mentioned.  Two independent variables explain 33 percent of the variation in
the amount of AB during the fall fire season, and three variables explain 51
percent of the variation of AB in the spring fire season.

Table 1.  Regression coefficients and measures of fit for area burned (AB),
          in hectares, for spring and fall fire seasons.

Variable      Estimate       Std. error of estimate        Significance
--------      --------       ----------------------        ------------
          Fall AB:  Adj. R-sq = 0.370, F = 6.002, p < 0.012, n = 18
Intercept      464.214              555.388                   0.416
SOIAV Jun    -1571.743              551.436                   0.012
DUR Nov        495.446              346.032                   0.173

         Spring AB:  Adj. R-sq = 0.512, F = 7.647, p < 0.002, n = 20
Intercept      459.947               91.134                   0.000
SOIAV Jun     -204.159               92.762                   0.043
DURMAX Oct     -18.655               10.649                   0.099
DURMAX Jun     -69.369               24.513                   0.012


   Although fires in the Ohio River Valley almost always are started by
humans, there is a relationship among severe fire seasons, climate, and the
SOI.  These connections offer some potential for predicting the severity of a
fire season.  A larger data set is needed to further test these connections,
and we soon will be gaining access to the large USDA Forest Service fire data
base and other data bases at the state level.

   Weather patterns and systems that develop and generally move from west to
east are influenced by the Southern Oscillation and the earth's surface
(mountains, bodies of water, soil moisture, vegetation, and so on).  Weather
and climate in the Ohio River Valley is strongly influenced by this, the
Atlantic Ocean, and Gulf moisture.  We hope to acquire a data base of the
North Atlantic Oscillation to enhance our ability to predict droughts and fire
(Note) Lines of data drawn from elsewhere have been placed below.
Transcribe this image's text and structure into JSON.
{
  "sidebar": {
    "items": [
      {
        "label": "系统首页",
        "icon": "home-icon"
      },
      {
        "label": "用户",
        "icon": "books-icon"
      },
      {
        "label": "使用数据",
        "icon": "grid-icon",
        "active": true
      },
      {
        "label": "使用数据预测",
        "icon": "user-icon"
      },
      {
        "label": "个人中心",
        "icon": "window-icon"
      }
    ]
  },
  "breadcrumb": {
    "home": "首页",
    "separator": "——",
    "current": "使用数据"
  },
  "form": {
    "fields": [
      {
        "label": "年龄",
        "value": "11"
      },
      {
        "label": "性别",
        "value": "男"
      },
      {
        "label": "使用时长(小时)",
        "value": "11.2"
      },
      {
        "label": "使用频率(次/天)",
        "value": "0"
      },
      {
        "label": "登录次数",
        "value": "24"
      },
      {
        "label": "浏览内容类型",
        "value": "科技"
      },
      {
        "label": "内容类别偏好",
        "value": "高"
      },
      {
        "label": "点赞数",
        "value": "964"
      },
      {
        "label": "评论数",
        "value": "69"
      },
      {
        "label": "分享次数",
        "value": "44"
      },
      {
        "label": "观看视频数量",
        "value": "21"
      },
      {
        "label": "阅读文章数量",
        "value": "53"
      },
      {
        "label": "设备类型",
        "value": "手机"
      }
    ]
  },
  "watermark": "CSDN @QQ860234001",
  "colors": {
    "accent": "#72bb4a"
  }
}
   We would like to thank Kathleen Kennedy, Ginger Brudevold, Warren Heilman,
and Thomas Swetnam for providing data and insight for this project.
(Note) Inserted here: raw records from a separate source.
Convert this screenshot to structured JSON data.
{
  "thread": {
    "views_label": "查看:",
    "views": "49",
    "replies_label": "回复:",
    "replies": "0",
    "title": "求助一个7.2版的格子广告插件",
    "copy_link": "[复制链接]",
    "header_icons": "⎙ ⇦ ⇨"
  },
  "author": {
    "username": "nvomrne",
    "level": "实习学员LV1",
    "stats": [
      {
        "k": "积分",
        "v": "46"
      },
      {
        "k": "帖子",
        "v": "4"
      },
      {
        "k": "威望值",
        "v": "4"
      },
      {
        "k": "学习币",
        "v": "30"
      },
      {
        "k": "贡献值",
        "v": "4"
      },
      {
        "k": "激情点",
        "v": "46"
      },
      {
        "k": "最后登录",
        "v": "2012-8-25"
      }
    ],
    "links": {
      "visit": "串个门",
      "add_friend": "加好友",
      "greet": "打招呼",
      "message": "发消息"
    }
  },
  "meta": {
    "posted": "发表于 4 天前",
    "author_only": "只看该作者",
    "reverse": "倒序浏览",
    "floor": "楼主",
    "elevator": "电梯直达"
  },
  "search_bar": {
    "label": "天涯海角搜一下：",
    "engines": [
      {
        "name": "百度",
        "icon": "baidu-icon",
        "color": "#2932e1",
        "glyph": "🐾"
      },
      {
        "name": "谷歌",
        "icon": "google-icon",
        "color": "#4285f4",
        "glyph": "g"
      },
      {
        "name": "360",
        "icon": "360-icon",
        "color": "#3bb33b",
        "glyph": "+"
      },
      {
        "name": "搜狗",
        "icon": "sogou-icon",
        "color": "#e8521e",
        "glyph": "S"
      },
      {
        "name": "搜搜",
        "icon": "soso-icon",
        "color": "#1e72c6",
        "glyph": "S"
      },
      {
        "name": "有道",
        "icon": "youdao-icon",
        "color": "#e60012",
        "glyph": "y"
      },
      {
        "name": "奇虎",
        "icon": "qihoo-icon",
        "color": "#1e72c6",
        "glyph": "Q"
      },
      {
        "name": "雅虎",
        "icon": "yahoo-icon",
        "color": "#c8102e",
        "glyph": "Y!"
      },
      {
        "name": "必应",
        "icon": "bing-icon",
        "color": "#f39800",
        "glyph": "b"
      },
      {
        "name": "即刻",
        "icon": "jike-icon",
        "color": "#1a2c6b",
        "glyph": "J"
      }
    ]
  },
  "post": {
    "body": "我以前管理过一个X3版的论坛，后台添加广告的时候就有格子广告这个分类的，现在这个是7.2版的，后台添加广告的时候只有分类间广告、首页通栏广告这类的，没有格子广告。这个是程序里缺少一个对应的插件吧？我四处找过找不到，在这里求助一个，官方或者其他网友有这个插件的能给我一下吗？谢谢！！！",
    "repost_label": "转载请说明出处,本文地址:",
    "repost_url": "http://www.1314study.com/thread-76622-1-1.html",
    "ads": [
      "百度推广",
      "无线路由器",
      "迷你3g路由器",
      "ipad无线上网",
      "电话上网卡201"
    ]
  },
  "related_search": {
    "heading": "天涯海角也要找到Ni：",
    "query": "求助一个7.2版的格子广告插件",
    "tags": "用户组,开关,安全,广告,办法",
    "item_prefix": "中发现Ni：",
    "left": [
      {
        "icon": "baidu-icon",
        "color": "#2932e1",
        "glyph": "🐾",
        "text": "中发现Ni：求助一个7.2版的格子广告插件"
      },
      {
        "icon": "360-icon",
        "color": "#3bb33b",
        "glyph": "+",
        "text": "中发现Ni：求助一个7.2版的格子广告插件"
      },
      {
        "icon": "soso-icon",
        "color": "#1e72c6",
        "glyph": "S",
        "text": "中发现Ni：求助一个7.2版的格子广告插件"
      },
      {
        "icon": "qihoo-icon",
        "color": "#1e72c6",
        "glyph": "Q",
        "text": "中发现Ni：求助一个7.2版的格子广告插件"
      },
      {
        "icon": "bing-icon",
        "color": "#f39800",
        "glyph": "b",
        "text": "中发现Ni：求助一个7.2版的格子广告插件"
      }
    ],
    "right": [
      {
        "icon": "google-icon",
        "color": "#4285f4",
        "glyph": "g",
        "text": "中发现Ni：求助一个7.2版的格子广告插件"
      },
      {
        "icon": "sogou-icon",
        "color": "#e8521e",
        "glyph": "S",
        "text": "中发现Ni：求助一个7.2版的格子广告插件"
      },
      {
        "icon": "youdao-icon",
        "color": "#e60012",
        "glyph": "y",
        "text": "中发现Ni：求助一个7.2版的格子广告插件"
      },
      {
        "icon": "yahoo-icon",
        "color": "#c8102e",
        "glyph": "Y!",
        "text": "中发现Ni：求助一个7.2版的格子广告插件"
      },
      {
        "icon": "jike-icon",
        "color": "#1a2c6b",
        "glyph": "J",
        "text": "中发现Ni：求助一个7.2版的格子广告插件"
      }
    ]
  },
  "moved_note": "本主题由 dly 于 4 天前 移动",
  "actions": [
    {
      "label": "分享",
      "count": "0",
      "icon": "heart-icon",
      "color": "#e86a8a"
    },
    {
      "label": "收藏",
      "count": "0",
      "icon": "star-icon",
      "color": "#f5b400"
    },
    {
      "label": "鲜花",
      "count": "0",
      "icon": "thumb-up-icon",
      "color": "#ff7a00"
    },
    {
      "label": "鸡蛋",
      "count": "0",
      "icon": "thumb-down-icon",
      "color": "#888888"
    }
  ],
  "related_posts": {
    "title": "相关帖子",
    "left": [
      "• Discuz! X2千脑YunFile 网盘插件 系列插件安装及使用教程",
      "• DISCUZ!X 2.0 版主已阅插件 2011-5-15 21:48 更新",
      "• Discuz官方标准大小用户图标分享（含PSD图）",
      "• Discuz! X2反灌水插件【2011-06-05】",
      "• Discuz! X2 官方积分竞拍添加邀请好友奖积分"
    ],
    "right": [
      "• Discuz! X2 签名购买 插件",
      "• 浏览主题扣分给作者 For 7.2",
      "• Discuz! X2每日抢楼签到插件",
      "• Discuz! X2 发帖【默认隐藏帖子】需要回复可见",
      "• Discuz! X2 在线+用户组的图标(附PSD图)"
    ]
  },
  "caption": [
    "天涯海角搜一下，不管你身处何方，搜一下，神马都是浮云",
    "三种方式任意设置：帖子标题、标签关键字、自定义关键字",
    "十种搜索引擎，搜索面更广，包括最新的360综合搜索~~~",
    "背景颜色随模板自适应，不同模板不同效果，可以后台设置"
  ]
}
                               LITERATURE CITED

Palmer, W. C.  1965.  Meteorological drought.  Res. Pap. No. 65, U.S. Weather
   Bureau, Office of Climatology, Washington, DC.  58 p.

Simard, A. J. and W. A. Main.  1987.  Global climate change, the potential for
   changes in wildland fire activity in the southeast.  Proceedings of the
   symposium on climate change in the southern United States:  future impacts
   and present policy issues, May 28-29, 1987, New Orleans, LA.  U.S.
   Environmental Protection Agency, Washington, DC.  pp. 280-308.

Simard, A. J., D. A. Haines and W. A. Main.  1985.  Relations between El Nino/
   Southern Oscillation anomalies and wildland fire activity in the United
   States.  Agricultural and Forest Meteorology 36:93-104.

Swetnam, T. W. and J. L. Betancourt.  1990.  El Nino-Southern Oscillation
   (ENSO) phenomena and forest fires in the southwestern United States.  In:
   Proceedings of the sixth annual Pacific climate (PACLIM) workshop, March
   5-8, 1989, Asilomar, CA.  Edited by J. L. Betancourt and A. M. MacKay.
   California Department of Water Resources, Interagency Ecological Studies
   Program Technical Report 23.  pp. 129-134.

Swetnam, T. W. and J. L. Betancourt.  1992.  Temporal patterns of El Nino/
   Southern Oscillation -- wildfire teleconnections in the southwestern United
   States.  In:  El Nino -- historical and paleoclimatic aspects of the
   Southern Oscillation.  Edited by H. F. Diaz and V. Markgraf.  Cambridge
   Univ. Press.  pp. 259-270.

Wright, P. B.  1989.  Homogenized long-period southern-oscillation indices.
   International Journal of Climatology 9:33-54.